● WHAT IS EXPECTED: In the listing below, find each line with the string "this" and report it.

● EXCERPTED RECORDS:

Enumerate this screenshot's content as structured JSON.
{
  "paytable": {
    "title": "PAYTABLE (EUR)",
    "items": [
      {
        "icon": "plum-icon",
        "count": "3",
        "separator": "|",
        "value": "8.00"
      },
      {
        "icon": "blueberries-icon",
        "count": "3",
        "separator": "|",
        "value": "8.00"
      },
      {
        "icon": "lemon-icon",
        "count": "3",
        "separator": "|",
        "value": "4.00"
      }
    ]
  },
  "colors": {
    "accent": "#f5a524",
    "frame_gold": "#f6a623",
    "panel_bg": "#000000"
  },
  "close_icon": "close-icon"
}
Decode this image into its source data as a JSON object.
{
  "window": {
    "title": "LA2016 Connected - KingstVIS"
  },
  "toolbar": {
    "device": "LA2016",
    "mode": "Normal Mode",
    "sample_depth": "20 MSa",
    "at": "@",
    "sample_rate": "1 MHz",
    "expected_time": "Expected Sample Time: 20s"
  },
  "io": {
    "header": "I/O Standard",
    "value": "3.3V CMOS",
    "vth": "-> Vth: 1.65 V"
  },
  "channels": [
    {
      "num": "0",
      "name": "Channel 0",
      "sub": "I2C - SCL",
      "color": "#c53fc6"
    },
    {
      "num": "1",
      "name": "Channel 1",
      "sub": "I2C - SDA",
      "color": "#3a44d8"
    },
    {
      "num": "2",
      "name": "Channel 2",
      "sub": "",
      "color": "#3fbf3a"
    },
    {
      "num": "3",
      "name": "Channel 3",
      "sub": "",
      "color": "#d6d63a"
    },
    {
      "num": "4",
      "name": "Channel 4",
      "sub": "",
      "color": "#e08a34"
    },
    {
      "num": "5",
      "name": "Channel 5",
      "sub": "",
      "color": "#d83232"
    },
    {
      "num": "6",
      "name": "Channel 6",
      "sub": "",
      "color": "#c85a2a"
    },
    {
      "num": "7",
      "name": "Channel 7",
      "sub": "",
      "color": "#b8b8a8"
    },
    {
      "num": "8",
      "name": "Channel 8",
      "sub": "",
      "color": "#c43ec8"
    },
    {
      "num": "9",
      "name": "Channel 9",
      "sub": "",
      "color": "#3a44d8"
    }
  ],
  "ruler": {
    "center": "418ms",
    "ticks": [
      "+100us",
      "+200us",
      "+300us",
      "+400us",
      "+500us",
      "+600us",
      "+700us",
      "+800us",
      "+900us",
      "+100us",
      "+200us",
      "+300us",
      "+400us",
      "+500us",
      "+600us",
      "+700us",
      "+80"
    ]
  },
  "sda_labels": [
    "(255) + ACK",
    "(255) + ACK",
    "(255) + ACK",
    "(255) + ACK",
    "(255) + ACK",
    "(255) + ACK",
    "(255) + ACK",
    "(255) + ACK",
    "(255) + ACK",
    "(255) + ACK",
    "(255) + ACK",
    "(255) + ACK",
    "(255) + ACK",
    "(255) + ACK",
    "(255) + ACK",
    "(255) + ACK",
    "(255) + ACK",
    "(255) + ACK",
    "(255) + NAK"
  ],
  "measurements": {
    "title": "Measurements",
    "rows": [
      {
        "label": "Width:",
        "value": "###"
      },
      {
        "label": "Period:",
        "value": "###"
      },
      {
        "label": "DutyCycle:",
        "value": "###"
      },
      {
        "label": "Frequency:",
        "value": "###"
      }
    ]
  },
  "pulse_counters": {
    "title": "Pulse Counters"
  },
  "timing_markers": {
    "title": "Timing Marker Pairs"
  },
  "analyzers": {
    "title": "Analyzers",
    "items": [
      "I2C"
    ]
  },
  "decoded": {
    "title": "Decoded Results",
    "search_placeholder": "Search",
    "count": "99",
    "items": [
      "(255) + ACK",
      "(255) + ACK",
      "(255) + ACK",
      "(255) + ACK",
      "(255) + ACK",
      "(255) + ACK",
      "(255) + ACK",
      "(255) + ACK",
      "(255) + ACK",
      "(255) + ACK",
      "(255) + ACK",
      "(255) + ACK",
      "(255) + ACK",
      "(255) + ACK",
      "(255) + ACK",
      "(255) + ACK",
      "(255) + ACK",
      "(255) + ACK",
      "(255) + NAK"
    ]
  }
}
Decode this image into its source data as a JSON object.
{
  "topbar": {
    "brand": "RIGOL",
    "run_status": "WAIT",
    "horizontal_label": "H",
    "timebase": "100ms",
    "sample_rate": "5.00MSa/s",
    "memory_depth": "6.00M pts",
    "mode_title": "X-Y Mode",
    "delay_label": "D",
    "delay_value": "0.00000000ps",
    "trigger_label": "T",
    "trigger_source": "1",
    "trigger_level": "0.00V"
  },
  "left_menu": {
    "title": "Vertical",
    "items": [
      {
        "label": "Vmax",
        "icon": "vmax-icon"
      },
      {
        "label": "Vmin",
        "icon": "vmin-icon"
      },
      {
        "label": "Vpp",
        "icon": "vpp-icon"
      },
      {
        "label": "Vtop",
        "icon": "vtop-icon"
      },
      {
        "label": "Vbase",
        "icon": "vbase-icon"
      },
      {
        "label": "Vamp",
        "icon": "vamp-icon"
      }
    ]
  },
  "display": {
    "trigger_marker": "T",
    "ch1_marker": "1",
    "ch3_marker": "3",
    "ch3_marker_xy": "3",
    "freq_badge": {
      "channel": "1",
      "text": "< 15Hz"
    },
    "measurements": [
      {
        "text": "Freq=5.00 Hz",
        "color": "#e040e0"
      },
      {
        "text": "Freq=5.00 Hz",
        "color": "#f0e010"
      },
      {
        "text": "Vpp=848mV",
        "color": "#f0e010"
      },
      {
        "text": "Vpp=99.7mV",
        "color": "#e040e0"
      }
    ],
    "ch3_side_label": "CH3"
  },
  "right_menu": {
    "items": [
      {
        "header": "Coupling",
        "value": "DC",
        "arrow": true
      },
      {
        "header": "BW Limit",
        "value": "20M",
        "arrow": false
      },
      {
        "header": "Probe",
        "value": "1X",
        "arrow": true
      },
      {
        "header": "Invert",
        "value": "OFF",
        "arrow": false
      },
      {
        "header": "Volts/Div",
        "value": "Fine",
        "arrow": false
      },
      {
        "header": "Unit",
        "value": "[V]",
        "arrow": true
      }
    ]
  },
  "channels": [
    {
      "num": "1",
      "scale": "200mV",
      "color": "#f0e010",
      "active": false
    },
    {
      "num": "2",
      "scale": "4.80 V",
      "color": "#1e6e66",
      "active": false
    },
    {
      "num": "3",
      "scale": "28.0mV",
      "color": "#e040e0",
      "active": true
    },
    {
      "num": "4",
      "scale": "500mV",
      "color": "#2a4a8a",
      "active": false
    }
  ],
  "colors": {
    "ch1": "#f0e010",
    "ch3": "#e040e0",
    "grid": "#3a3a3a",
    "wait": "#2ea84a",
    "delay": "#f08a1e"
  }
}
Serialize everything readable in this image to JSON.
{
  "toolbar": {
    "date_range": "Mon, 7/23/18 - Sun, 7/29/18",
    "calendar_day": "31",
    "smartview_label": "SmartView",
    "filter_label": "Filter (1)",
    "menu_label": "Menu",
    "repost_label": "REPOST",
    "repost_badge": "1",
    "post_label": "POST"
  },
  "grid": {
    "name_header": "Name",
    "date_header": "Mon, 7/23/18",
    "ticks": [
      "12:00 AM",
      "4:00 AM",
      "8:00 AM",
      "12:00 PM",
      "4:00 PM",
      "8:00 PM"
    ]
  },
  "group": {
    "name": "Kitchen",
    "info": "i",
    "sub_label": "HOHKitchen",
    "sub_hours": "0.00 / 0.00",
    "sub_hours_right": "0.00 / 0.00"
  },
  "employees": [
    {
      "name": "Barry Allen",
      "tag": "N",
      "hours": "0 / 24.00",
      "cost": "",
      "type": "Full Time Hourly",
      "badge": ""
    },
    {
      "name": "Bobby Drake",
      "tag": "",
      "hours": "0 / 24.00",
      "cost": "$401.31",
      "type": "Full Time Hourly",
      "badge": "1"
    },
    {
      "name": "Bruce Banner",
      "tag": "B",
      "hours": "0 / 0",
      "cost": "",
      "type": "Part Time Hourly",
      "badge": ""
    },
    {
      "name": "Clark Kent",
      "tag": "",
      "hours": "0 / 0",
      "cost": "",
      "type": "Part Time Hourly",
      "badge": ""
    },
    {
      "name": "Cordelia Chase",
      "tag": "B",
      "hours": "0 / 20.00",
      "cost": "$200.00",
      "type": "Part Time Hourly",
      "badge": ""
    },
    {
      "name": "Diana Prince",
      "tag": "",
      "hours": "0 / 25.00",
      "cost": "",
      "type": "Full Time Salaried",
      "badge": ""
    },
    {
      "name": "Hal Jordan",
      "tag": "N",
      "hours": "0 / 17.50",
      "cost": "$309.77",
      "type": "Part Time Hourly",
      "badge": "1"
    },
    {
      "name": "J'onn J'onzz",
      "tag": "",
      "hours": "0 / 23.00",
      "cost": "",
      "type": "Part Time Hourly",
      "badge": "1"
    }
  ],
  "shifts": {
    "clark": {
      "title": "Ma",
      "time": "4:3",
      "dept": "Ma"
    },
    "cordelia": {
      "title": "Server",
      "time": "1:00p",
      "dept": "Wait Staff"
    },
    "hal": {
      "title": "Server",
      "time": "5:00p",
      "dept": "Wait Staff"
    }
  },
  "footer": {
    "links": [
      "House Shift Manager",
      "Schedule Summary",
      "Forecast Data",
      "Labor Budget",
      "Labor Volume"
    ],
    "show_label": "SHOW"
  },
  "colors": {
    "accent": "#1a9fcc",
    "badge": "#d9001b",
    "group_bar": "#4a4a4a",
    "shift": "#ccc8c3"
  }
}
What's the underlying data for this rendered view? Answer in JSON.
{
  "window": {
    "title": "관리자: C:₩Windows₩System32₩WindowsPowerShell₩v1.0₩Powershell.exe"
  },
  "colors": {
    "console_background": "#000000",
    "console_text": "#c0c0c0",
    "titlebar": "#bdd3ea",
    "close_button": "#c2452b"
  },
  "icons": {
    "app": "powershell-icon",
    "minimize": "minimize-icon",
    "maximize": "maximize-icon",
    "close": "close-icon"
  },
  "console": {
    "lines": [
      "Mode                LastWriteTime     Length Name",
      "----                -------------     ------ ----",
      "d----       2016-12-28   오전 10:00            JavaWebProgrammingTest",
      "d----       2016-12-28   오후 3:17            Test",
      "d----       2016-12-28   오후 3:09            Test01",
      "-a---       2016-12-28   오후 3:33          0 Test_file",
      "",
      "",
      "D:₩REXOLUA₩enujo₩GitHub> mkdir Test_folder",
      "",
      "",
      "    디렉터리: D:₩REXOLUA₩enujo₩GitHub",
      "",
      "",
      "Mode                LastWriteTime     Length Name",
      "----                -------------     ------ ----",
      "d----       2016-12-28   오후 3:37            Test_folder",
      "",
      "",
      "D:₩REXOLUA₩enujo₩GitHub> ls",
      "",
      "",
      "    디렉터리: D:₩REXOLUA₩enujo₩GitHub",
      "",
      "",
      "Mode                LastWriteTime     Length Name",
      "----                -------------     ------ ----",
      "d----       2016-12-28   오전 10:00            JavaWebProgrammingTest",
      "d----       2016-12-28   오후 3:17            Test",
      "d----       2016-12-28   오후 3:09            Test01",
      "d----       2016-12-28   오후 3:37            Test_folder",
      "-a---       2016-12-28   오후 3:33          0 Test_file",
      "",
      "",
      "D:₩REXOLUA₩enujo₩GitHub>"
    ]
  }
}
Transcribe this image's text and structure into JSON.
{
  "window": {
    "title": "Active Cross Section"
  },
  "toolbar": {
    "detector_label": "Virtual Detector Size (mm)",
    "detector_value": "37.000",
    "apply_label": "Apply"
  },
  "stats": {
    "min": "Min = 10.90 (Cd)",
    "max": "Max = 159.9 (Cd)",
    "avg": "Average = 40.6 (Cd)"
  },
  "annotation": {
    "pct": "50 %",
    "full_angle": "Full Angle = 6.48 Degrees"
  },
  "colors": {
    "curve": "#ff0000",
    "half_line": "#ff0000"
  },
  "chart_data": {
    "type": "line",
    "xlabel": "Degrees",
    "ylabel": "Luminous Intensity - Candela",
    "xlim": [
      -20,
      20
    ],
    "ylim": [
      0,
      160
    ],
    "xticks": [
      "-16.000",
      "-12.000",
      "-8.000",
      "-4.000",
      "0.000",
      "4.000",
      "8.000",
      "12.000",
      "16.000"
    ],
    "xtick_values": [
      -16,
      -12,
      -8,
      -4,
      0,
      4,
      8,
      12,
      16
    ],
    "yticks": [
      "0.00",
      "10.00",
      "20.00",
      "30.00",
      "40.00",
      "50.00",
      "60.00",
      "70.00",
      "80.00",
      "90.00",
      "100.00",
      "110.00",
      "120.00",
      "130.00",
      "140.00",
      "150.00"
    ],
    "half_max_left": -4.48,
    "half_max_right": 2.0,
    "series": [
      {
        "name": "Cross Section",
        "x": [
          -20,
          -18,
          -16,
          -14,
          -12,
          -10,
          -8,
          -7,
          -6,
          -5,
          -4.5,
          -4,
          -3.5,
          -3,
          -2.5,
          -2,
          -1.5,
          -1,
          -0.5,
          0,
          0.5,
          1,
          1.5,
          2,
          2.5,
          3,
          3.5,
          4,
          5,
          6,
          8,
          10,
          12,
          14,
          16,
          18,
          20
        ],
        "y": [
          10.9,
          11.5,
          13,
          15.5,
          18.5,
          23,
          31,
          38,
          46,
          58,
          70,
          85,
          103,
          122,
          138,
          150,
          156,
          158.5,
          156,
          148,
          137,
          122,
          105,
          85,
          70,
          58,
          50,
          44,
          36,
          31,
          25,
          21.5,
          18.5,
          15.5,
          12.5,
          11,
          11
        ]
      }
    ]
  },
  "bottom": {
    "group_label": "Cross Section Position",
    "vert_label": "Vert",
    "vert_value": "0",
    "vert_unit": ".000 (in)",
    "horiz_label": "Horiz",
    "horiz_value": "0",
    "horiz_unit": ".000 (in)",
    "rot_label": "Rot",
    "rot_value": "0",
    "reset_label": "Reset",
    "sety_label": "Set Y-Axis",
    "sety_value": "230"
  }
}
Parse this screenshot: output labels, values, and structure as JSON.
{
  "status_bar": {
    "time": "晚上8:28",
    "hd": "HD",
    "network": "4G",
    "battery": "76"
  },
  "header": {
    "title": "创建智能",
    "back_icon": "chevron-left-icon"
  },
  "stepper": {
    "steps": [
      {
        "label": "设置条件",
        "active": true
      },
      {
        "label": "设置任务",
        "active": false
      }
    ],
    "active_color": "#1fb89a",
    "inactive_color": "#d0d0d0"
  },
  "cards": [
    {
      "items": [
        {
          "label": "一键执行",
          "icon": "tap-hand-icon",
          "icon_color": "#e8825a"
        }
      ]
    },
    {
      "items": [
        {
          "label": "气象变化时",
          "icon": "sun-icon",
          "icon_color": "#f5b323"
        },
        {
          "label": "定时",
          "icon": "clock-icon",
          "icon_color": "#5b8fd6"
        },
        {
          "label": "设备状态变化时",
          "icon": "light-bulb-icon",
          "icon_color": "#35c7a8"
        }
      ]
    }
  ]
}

● RESULT OF THE TASK:
Enumerate this screenshot's content as structured JSON.
Decode this image into its source data as a JSON object.
Decode this image into its source data as a JSON object.
Serialize everything readable in this image to JSON.
What's the underlying data for this rendered view? Answer in JSON.
Transcribe this image's text and structure into JSON.
Parse this screenshot: output labels, values, and structure as JSON.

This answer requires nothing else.